Further, it would replace the ACA subsidies intended to soften the high cost of insurance premiums to buy private insurance, with less in tax credits.
But the tax credits are so stingy and structured to hammer older people who do not yet qualify for Medicare at age 65 that some lower-income adults could be forced to pay more for premiums than their entire yearly income.
The typical 64-year-old with an income of $26,500 would pay $1,700 for coverage, after the ACA subsidy, in 2026; under the GOP plan, that out-of-pocket cost just for premiums skyrockets to $14,600.
And, yet, that’s not harsh enough for some on the far right.
Take Marshall, a member of the GOP Doctors Caucus: “There is a group of people that just don’t want health care and aren’t going to take care of themselves… morally, spiritually, socially,” the poor “just don’t want health care.”
Or Chaffetz, chairman of the House Oversight Committee: “Americans have choices. And they’ve got to make a choice. And so, maybe rather than getting that new iPhone that they just love and they want to go spend hundreds of dollars on, maybe they should invest it in their own health care. They’ve got to make those decisions for themselves.”
Really, Jason? A new iPhone costs $649; the average cost of health care for a year: $10,345.
They’re already winning concessions to make the plan worse.
After a meeting with the president in the Oval Office, some on the far-right won additional savage restrictions, notably a requirement that all low-income adults would have to prove they hold a job — even if they are not able to get a job — to qualify for Medicaid health coverage.
What about any pain and suffering that causes? Irrelevant to Arrington. “Let’s prevent idleness,” he said, contending that the work mandate would “make this not so much of a seductive entitlement.”
It’s the ideology that the disadvantaged are lazy, unwilling to work and “takers” (as former Massachusetts Gov. Mitt Romney said) stealing from the “producers” of society, unworthy of any public support.
It’s the ideology that safety nets reflect an immoral collectivism, which Ayn Rand, the right-wing writer who is a demigod to people like Paul Ryan, called “the tribal premise of primordial savages.”
Ryan, the person most identified with the Republican health care plan, daily lives out his vision of austerity, dismantling any public protections for those he deems undeserving, and transferring wealth to the “producers” and the wealthy.

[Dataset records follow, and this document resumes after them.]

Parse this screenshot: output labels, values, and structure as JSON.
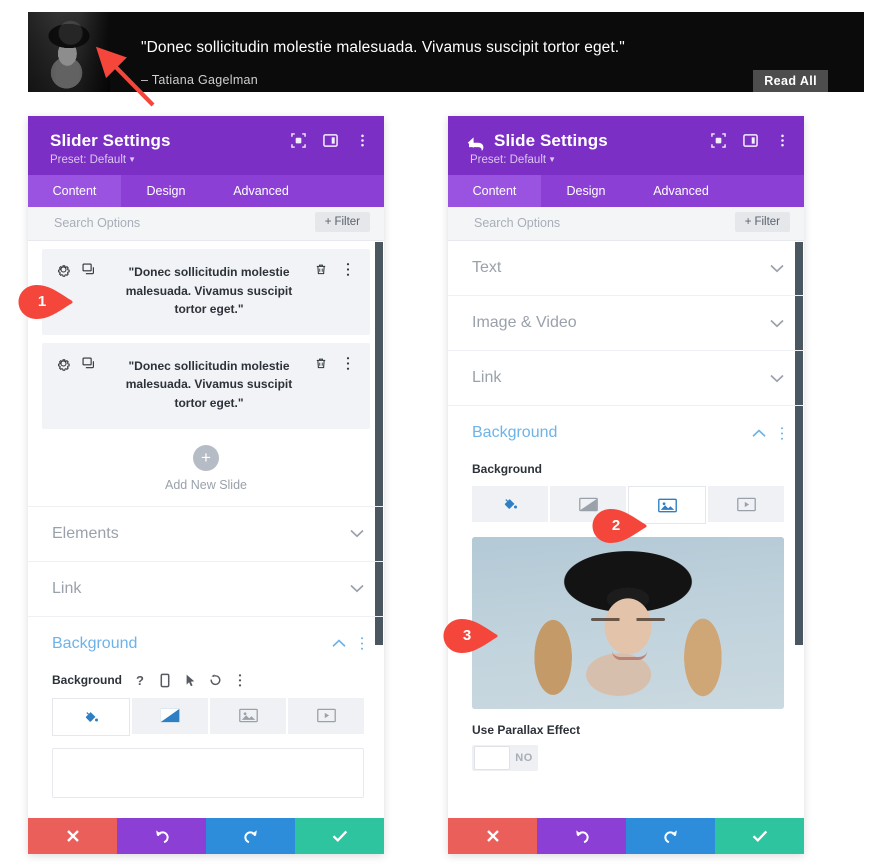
{
  "slider_preview": {
    "quote": "\"Donec sollicitudin molestie malesuada. Vivamus suscipit tortor eget.\"",
    "author": "– Tatiana Gagelman",
    "button_label": "Read All",
    "avatar_alt": "portrait-photo",
    "background_color": "#0b0b0b",
    "button_color": "#4d4d4d"
  },
  "annotations": {
    "arrow": "red-arrow-pointing-to-avatar",
    "badge1": "1",
    "badge2": "2",
    "badge3": "3",
    "badge_color": "#f4463a"
  },
  "left_panel": {
    "title": "Slider Settings",
    "preset": "Preset: Default",
    "header_color": "#7b2fc4",
    "header_icons": [
      "focus-icon",
      "layout-icon",
      "kebab-menu-icon"
    ],
    "tabs": [
      {
        "label": "Content",
        "active": true
      },
      {
        "label": "Design",
        "active": false
      },
      {
        "label": "Advanced",
        "active": false
      }
    ],
    "search": {
      "placeholder": "Search Options",
      "value": ""
    },
    "filter_label": "Filter",
    "slides": [
      {
        "text": "\"Donec sollicitudin molestie malesuada. Vivamus suscipit tortor eget.\""
      },
      {
        "text": "\"Donec sollicitudin molestie malesuada. Vivamus suscipit tortor eget.\""
      }
    ],
    "add_slide_label": "Add New Slide",
    "add_slide_plus": "+",
    "sections": [
      {
        "label": "Elements",
        "open": false
      },
      {
        "label": "Link",
        "open": false
      },
      {
        "label": "Background",
        "open": true
      }
    ],
    "background": {
      "field_label": "Background",
      "meta_icons": [
        "help-icon",
        "responsive-icon",
        "hover-icon",
        "reset-icon",
        "kebab-menu-icon"
      ],
      "tabs": [
        {
          "icon": "paint-bucket-icon",
          "active": true
        },
        {
          "icon": "gradient-icon",
          "active": false
        },
        {
          "icon": "image-icon",
          "active": false
        },
        {
          "icon": "video-icon",
          "active": false
        }
      ]
    },
    "actions": [
      {
        "icon": "close-icon",
        "color": "#eb5f5a"
      },
      {
        "icon": "undo-icon",
        "color": "#8b3fd4"
      },
      {
        "icon": "redo-icon",
        "color": "#2d8ddb"
      },
      {
        "icon": "check-icon",
        "color": "#2ec4a0"
      }
    ]
  },
  "right_panel": {
    "title": "Slide Settings",
    "preset": "Preset: Default",
    "header_color": "#7b2fc4",
    "back_icon": "back-arrow-icon",
    "header_icons": [
      "focus-icon",
      "layout-icon",
      "kebab-menu-icon"
    ],
    "tabs": [
      {
        "label": "Content",
        "active": true
      },
      {
        "label": "Design",
        "active": false
      },
      {
        "label": "Advanced",
        "active": false
      }
    ],
    "search": {
      "placeholder": "Search Options",
      "value": ""
    },
    "filter_label": "Filter",
    "sections": [
      {
        "label": "Text",
        "open": false
      },
      {
        "label": "Image & Video",
        "open": false
      },
      {
        "label": "Link",
        "open": false
      },
      {
        "label": "Background",
        "open": true
      }
    ],
    "background": {
      "field_label": "Background",
      "tabs": [
        {
          "icon": "paint-bucket-icon",
          "active": false
        },
        {
          "icon": "gradient-icon",
          "active": false
        },
        {
          "icon": "image-icon",
          "active": true
        },
        {
          "icon": "video-icon",
          "active": false
        }
      ],
      "image_alt": "woman-with-black-hat-portrait"
    },
    "parallax": {
      "label": "Use Parallax Effect",
      "value": "NO"
    },
    "actions": [
      {
        "icon": "close-icon",
        "color": "#eb5f5a"
      },
      {
        "icon": "undo-icon",
        "color": "#8b3fd4"
      },
      {
        "icon": "redo-icon",
        "color": "#2d8ddb"
      },
      {
        "icon": "check-icon",
        "color": "#2ec4a0"
      }
    ]
  }
}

That’s why the health care plan includes more than $330 billion in tax breaks for the wealthy and another $1 trillion in tax breaks for corporations, which Ryan has been promoting in interviews with right-wing media.
And it’s why Ryan could laughingly tell another interviewer of the cuts to Medicaid: “We’ve been dreaming of this since I’ve been around — since you and I were drinking at a keg. … I’ve been thinking about this stuff for a long time. We’re on the cusp of doing something we’ve long believed in.”
The same philosophy is reflected in the proposed administration budget, which diverts funding for humanitarian programs and environmental protections to add tens of billions of dollars in more money for military spending.
Most notoriously, the budget would end the Meals on Wheels program, which last year alone served 219 million meals to homebound seniors, the disabled and veterans, would eliminate grants to help low-income people with winter heating bills, and would slash funding for job training for disadvantaged youth.
But those priorities are music to the ears of one of its architects, White House budget chief Mick Mulvaney, who branded the transfer of wealth from poor people to military procurement “one of the most compassionate things we can do.”
Jonathan Swift would recognize Mulvaney, Ryan and company as worthy of high honor: “Whoever could find a fair, cheap and easy method of making these (poor) children sound, useful members of the commonwealth would deserve so well of the public as to have his statue set up for a preserver of the nation.”